honorably living out a call to ministry
Categories: Instructional, Leadership, Ministry
Guest writing today on the Cross Church School of Ministry blog is Bryant Penzo. Bryant is serving with the Cross Church School of Ministry as a resident minister on the College Ministry track. Bryant joins the CCSM from Fayetteville, Arkansas.
In all too recent days, on most subjects (even many that I know very little about) I was my own biggest fan. I would have argued with you until I had complete defeat, and I realized my arguing was actually revealing my ignorance. If there were an opportunity for input, I would have found a way to be heard. I thought by being bold and being heard one could achieve effective leadership. Ironically, the Lord has surrounded me with leaders that have greater knowledge and more wisdom than myself, yet they didn’t get to where they are by making sure they were heard.
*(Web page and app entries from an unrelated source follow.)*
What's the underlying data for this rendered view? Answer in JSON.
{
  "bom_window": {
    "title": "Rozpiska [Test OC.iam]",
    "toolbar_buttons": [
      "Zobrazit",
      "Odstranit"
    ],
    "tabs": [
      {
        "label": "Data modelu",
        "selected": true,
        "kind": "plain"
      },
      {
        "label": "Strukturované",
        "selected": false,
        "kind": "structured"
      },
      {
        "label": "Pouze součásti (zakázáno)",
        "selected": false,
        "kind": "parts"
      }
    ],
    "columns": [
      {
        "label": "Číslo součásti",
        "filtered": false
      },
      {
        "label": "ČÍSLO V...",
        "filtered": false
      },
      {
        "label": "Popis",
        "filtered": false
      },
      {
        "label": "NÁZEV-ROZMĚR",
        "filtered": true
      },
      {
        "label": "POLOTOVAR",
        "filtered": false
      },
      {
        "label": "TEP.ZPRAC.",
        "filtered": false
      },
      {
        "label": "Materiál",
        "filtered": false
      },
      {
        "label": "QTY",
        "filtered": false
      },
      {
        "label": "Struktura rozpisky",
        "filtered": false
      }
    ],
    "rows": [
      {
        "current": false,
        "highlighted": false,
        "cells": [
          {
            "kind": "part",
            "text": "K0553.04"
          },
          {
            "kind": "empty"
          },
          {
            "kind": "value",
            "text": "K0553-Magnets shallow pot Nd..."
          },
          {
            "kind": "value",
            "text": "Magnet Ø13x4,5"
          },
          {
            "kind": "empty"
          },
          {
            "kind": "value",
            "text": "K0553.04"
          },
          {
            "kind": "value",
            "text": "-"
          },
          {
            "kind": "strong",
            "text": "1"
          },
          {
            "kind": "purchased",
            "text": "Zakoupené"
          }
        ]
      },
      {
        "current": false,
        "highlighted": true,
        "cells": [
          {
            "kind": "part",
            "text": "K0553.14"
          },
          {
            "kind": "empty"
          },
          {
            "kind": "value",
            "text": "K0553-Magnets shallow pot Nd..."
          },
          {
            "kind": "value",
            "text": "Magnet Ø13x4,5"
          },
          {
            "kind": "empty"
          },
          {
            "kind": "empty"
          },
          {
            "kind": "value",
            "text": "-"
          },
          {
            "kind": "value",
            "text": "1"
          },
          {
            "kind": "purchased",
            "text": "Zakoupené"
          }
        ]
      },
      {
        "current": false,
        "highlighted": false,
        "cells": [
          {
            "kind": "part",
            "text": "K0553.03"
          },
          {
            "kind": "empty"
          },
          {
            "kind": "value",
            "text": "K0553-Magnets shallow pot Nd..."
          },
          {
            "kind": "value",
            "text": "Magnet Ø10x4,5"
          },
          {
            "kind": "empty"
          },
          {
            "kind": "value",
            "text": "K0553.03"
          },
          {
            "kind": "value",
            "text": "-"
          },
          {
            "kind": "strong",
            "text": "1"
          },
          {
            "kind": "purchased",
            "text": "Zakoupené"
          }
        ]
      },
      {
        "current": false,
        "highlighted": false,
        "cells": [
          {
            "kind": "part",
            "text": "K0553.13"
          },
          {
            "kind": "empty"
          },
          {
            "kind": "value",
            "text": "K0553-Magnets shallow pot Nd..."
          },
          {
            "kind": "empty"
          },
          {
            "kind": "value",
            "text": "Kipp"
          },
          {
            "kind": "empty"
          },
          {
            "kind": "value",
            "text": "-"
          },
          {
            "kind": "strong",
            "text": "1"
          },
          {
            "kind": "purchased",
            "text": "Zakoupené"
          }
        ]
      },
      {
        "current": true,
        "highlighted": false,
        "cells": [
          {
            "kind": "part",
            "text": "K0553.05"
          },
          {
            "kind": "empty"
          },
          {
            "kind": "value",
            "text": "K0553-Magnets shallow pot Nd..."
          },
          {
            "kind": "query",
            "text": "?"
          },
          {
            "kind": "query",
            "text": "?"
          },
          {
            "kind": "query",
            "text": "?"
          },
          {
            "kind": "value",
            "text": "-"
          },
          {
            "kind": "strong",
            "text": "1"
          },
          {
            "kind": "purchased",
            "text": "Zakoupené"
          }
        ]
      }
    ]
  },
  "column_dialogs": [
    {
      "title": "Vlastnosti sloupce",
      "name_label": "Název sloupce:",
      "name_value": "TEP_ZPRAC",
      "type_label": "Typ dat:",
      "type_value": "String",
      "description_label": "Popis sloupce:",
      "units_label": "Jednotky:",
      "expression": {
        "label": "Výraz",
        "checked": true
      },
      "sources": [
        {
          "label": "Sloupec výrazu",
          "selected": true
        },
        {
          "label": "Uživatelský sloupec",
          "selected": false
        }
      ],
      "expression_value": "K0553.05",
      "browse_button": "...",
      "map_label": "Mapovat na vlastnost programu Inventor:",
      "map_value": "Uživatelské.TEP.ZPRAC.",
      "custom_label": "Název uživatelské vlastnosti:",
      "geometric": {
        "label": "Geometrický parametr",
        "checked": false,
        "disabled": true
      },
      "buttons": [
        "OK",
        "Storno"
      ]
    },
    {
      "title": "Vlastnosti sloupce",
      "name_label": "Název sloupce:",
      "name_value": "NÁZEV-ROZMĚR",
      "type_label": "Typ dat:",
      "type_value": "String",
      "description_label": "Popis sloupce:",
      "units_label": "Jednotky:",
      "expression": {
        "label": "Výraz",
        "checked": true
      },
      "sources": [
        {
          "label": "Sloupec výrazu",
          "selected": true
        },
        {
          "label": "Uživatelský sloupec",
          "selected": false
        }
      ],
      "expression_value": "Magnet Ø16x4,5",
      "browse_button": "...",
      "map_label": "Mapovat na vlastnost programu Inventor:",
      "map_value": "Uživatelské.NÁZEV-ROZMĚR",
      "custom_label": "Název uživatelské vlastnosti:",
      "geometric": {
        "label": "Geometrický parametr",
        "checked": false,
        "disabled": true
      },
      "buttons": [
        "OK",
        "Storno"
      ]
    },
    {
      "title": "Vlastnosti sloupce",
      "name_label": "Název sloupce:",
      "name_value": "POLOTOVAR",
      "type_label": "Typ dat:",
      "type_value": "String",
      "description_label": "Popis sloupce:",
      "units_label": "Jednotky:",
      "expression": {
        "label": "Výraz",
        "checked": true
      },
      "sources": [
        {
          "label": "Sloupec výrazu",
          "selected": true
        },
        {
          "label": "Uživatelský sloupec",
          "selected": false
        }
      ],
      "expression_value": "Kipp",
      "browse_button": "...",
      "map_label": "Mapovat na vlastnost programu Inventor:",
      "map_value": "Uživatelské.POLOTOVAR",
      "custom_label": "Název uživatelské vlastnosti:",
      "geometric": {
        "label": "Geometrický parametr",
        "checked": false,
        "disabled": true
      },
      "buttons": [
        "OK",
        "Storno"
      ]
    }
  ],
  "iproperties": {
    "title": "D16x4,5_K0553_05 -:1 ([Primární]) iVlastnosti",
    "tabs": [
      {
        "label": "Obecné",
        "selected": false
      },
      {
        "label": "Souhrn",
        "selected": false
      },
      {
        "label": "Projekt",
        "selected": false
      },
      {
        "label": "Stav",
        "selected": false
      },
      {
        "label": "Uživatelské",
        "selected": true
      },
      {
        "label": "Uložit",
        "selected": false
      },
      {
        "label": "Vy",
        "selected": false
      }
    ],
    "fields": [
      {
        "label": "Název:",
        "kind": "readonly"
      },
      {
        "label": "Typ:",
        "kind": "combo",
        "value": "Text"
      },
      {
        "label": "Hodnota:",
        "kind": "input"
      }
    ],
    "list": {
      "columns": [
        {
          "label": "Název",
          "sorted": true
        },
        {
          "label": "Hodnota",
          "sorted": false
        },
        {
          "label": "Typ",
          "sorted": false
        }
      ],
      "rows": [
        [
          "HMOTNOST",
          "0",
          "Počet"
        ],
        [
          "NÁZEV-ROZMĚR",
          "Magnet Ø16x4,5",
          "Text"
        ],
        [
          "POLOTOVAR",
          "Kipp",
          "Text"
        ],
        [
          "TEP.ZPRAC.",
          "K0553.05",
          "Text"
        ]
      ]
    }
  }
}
These men lead their families well, reside in the presence of the Holy Spirit, and honorably live out their call to ministry. Even more so, I am drawn to them as they exhibit these qualities in complete humility. It was this very humility that allowed them to become such great men and equally great leaders. In their lack of pride they were able to receive constructive criticism and ultimately be pupils of life.
The Lord used these men to help me realize: I don’t know how to swallow my pride, shut my mouth, or listen. I never expected to find teach-ability as a foundational quality in a leader. I always assumed diligent leaders spent time getting to where they are by determination. I was wrong. What I’ve learned is that leaders are consistently seeking wisdom, and looking for new ways to improve their leadership ability. I’ve learned that leaders are humble and they listen. True leaders are teach-able.
More specifically, these are the things I’ve seen in these leaders:
– They submit to the will of God. They humble themselves before the Father by handing over their life to Him, because they understand what it means to be dependent.
– They know how to celebrate others’ successes, despite their own failures. They are willing to add value to others, not only to themselves.
– They admit they can’t do it on their own, and they seek other’s advice. They aren’t afraid to admit they don’t know everything.
People correcting and improving upon my work or thoughts used to frustrate me and it caused me to feel inferior. I did not see the good in a person lovingly correct my words or actions. They were doing me a favor. They loved me enough to amend what I thought to be flawless leadership. I’m learning to be a learner, and to have a teachable spirit. These are the very things I thought poor leaders had. I perceived it as weak, uncertain, and insecure. However, these lessons are the ones I need to learn in order to expand my leadership qualities and move forward to becoming a truly effective leader for the sake of Jesus Christ.